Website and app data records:
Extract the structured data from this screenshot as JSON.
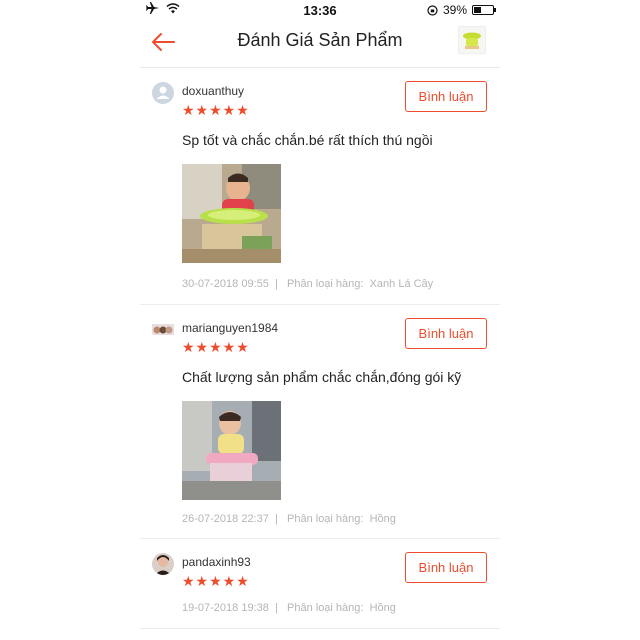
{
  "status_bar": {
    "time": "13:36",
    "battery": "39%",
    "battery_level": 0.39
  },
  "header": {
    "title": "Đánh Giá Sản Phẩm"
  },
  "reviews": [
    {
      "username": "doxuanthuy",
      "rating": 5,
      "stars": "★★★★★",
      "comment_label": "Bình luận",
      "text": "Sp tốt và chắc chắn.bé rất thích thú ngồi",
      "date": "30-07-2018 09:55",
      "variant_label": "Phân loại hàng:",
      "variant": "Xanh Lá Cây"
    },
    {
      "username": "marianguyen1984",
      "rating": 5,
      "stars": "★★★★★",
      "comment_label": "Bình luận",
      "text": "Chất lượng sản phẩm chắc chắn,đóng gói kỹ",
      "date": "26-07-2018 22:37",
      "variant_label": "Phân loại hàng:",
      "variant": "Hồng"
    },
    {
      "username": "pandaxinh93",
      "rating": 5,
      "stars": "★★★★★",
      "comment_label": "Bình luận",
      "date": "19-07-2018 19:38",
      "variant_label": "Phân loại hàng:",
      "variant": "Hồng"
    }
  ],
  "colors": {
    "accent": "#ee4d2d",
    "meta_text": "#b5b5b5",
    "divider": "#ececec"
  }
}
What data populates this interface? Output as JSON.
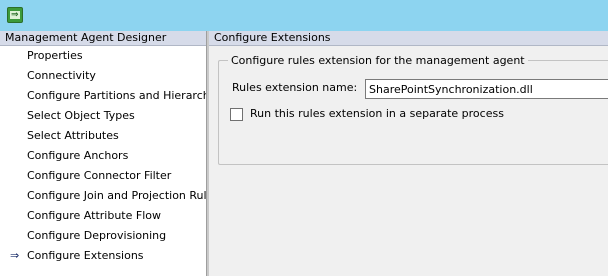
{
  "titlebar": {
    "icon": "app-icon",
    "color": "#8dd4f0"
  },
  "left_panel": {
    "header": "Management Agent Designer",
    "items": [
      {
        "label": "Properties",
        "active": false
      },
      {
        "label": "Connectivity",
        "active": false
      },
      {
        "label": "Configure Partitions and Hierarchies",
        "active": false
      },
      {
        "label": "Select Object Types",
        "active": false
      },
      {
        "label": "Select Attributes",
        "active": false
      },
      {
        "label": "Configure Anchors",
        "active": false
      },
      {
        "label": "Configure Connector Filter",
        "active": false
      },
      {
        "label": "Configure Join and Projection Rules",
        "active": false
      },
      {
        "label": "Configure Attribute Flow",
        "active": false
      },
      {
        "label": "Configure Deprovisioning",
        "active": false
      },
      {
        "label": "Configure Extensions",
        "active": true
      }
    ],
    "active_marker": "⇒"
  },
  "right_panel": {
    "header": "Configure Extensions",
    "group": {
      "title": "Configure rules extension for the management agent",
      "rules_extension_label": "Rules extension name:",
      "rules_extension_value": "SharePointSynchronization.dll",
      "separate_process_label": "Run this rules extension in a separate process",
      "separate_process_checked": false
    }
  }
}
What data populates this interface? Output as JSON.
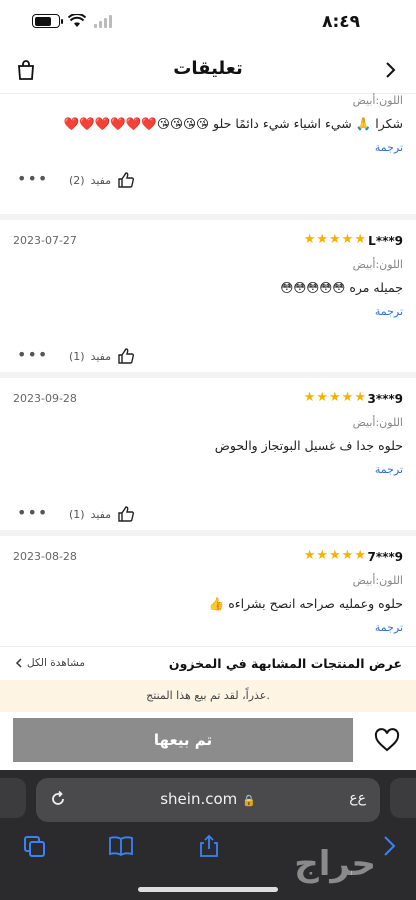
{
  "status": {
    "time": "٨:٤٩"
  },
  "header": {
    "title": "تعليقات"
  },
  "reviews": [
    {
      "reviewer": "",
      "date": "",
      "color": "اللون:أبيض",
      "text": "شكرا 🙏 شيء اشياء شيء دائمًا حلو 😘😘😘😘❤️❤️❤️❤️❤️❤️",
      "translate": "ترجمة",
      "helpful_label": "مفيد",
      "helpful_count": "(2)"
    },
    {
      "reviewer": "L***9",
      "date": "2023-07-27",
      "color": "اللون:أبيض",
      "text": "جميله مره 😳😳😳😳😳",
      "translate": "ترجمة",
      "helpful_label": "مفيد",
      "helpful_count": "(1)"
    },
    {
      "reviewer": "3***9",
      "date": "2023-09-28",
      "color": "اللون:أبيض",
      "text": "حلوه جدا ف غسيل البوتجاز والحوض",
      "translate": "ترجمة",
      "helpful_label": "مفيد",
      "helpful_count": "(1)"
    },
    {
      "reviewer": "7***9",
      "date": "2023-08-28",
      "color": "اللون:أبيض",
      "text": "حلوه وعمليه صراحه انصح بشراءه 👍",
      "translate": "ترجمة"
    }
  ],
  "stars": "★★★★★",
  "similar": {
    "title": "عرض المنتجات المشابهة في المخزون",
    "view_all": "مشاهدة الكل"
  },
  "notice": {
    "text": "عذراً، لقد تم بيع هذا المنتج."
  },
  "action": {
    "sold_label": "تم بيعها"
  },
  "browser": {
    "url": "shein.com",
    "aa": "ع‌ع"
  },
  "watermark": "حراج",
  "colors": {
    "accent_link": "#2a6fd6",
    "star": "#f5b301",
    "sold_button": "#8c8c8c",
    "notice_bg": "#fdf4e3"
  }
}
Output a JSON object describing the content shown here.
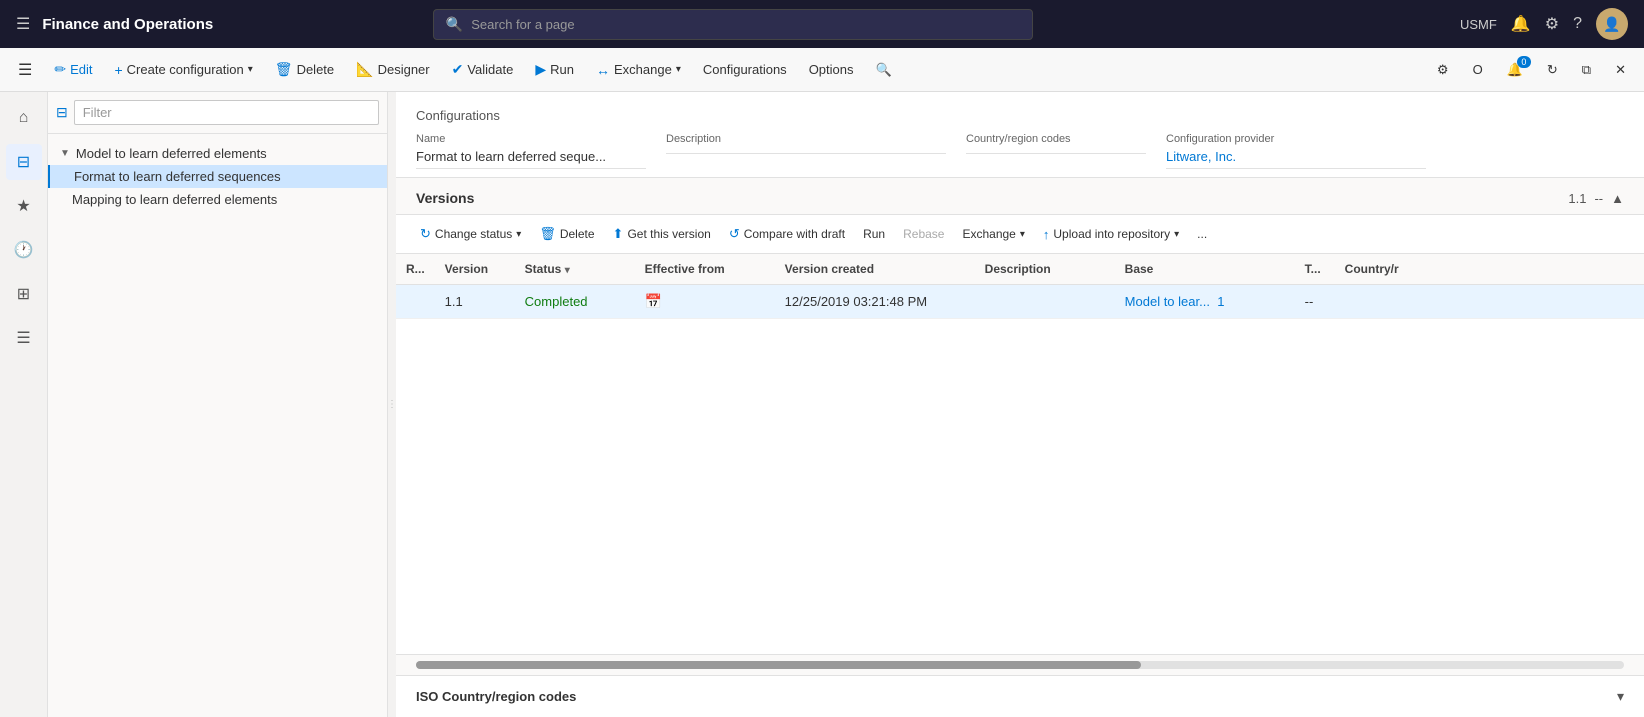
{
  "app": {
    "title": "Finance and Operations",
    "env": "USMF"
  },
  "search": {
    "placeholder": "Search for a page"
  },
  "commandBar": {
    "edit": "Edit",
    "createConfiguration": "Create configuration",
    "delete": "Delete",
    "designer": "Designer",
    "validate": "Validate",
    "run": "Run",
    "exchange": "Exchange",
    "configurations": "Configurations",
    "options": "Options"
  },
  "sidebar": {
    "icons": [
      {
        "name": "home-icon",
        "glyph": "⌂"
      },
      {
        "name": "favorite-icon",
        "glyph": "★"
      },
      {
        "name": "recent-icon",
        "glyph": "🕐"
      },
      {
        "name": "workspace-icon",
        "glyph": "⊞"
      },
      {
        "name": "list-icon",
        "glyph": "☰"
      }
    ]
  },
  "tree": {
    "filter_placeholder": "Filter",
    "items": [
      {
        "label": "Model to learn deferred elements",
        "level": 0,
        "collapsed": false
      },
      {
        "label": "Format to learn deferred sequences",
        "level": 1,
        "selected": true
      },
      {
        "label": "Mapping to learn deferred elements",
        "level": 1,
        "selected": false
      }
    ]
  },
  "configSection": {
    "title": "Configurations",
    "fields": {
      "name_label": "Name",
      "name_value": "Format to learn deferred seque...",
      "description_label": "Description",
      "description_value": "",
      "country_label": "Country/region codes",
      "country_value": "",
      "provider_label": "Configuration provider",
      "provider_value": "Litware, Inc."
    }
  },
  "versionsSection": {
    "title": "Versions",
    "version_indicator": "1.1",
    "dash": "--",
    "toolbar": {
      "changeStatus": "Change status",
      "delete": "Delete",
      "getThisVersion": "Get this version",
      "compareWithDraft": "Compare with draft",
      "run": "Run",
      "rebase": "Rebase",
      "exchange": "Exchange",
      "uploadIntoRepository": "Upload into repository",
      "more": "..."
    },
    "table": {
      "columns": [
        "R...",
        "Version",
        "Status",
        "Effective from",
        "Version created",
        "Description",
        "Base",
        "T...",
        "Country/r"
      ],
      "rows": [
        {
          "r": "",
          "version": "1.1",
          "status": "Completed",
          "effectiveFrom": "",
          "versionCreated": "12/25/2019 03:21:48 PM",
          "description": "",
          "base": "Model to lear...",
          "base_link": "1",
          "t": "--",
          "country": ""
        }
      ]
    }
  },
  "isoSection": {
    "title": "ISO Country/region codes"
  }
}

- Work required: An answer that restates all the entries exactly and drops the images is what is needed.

- Output:
Extract the structured data from this screenshot as JSON.
{
  "status_bar": {
    "time": "13:36",
    "battery": "39%",
    "battery_level": 0.39
  },
  "header": {
    "title": "Đánh Giá Sản Phẩm"
  },
  "reviews": [
    {
      "username": "doxuanthuy",
      "rating": 5,
      "stars": "★★★★★",
      "comment_label": "Bình luận",
      "text": "Sp tốt và chắc chắn.bé rất thích thú ngồi",
      "date": "30-07-2018 09:55",
      "variant_label": "Phân loại hàng:",
      "variant": "Xanh Lá Cây"
    },
    {
      "username": "marianguyen1984",
      "rating": 5,
      "stars": "★★★★★",
      "comment_label": "Bình luận",
      "text": "Chất lượng sản phẩm chắc chắn,đóng gói kỹ",
      "date": "26-07-2018 22:37",
      "variant_label": "Phân loại hàng:",
      "variant": "Hồng"
    },
    {
      "username": "pandaxinh93",
      "rating": 5,
      "stars": "★★★★★",
      "comment_label": "Bình luận",
      "date": "19-07-2018 19:38",
      "variant_label": "Phân loại hàng:",
      "variant": "Hồng"
    }
  ],
  "colors": {
    "accent": "#ee4d2d",
    "meta_text": "#b5b5b5",
    "divider": "#ececec"
  }
}
What data populates this interface? Output as JSON.
{
  "titlebar": {
    "icon": "app-icon",
    "color": "#8dd4f0"
  },
  "left_panel": {
    "header": "Management Agent Designer",
    "items": [
      {
        "label": "Properties",
        "active": false
      },
      {
        "label": "Connectivity",
        "active": false
      },
      {
        "label": "Configure Partitions and Hierarchies",
        "active": false
      },
      {
        "label": "Select Object Types",
        "active": false
      },
      {
        "label": "Select Attributes",
        "active": false
      },
      {
        "label": "Configure Anchors",
        "active": false
      },
      {
        "label": "Configure Connector Filter",
        "active": false
      },
      {
        "label": "Configure Join and Projection Rules",
        "active": false
      },
      {
        "label": "Configure Attribute Flow",
        "active": false
      },
      {
        "label": "Configure Deprovisioning",
        "active": false
      },
      {
        "label": "Configure Extensions",
        "active": true
      }
    ],
    "active_marker": "⇒"
  },
  "right_panel": {
    "header": "Configure Extensions",
    "group": {
      "title": "Configure rules extension for the management agent",
      "rules_extension_label": "Rules extension name:",
      "rules_extension_value": "SharePointSynchronization.dll",
      "separate_process_label": "Run this rules extension in a separate process",
      "separate_process_checked": false
    }
  }
}
What data populates this interface? Output as JSON.
{
  "status": {
    "time": "٨:٤٩"
  },
  "header": {
    "title": "تعليقات"
  },
  "reviews": [
    {
      "reviewer": "",
      "date": "",
      "color": "اللون:أبيض",
      "text": "شكرا 🙏 شيء اشياء شيء دائمًا حلو 😘😘😘😘❤️❤️❤️❤️❤️❤️",
      "translate": "ترجمة",
      "helpful_label": "مفيد",
      "helpful_count": "(2)"
    },
    {
      "reviewer": "L***9",
      "date": "2023-07-27",
      "color": "اللون:أبيض",
      "text": "جميله مره 😳😳😳😳😳",
      "translate": "ترجمة",
      "helpful_label": "مفيد",
      "helpful_count": "(1)"
    },
    {
      "reviewer": "3***9",
      "date": "2023-09-28",
      "color": "اللون:أبيض",
      "text": "حلوه جدا ف غسيل البوتجاز والحوض",
      "translate": "ترجمة",
      "helpful_label": "مفيد",
      "helpful_count": "(1)"
    },
    {
      "reviewer": "7***9",
      "date": "2023-08-28",
      "color": "اللون:أبيض",
      "text": "حلوه وعمليه صراحه انصح بشراءه 👍",
      "translate": "ترجمة"
    }
  ],
  "stars": "★★★★★",
  "similar": {
    "title": "عرض المنتجات المشابهة في المخزون",
    "view_all": "مشاهدة الكل"
  },
  "notice": {
    "text": "عذراً، لقد تم بيع هذا المنتج."
  },
  "action": {
    "sold_label": "تم بيعها"
  },
  "browser": {
    "url": "shein.com",
    "aa": "ع‌ع"
  },
  "watermark": "حراج",
  "colors": {
    "accent_link": "#2a6fd6",
    "star": "#f5b301",
    "sold_button": "#8c8c8c",
    "notice_bg": "#fdf4e3"
  }
}
Output a JSON object describing the content shown here.
{
  "app": {
    "title": "Finance and Operations",
    "env": "USMF"
  },
  "search": {
    "placeholder": "Search for a page"
  },
  "commandBar": {
    "edit": "Edit",
    "createConfiguration": "Create configuration",
    "delete": "Delete",
    "designer": "Designer",
    "validate": "Validate",
    "run": "Run",
    "exchange": "Exchange",
    "configurations": "Configurations",
    "options": "Options"
  },
  "sidebar": {
    "icons": [
      {
        "name": "home-icon",
        "glyph": "⌂"
      },
      {
        "name": "favorite-icon",
        "glyph": "★"
      },
      {
        "name": "recent-icon",
        "glyph": "🕐"
      },
      {
        "name": "workspace-icon",
        "glyph": "⊞"
      },
      {
        "name": "list-icon",
        "glyph": "☰"
      }
    ]
  },
  "tree": {
    "filter_placeholder": "Filter",
    "items": [
      {
        "label": "Model to learn deferred elements",
        "level": 0,
        "collapsed": false
      },
      {
        "label": "Format to learn deferred sequences",
        "level": 1,
        "selected": true
      },
      {
        "label": "Mapping to learn deferred elements",
        "level": 1,
        "selected": false
      }
    ]
  },
  "configSection": {
    "title": "Configurations",
    "fields": {
      "name_label": "Name",
      "name_value": "Format to learn deferred seque...",
      "description_label": "Description",
      "description_value": "",
      "country_label": "Country/region codes",
      "country_value": "",
      "provider_label": "Configuration provider",
      "provider_value": "Litware, Inc."
    }
  },
  "versionsSection": {
    "title": "Versions",
    "version_indicator": "1.1",
    "dash": "--",
    "toolbar": {
      "changeStatus": "Change status",
      "delete": "Delete",
      "getThisVersion": "Get this version",
      "compareWithDraft": "Compare with draft",
      "run": "Run",
      "rebase": "Rebase",
      "exchange": "Exchange",
      "uploadIntoRepository": "Upload into repository",
      "more": "..."
    },
    "table": {
      "columns": [
        "R...",
        "Version",
        "Status",
        "Effective from",
        "Version created",
        "Description",
        "Base",
        "T...",
        "Country/r"
      ],
      "rows": [
        {
          "r": "",
          "version": "1.1",
          "status": "Completed",
          "effectiveFrom": "",
          "versionCreated": "12/25/2019 03:21:48 PM",
          "description": "",
          "base": "Model to lear...",
          "base_link": "1",
          "t": "--",
          "country": ""
        }
      ]
    }
  },
  "isoSection": {
    "title": "ISO Country/region codes"
  }
}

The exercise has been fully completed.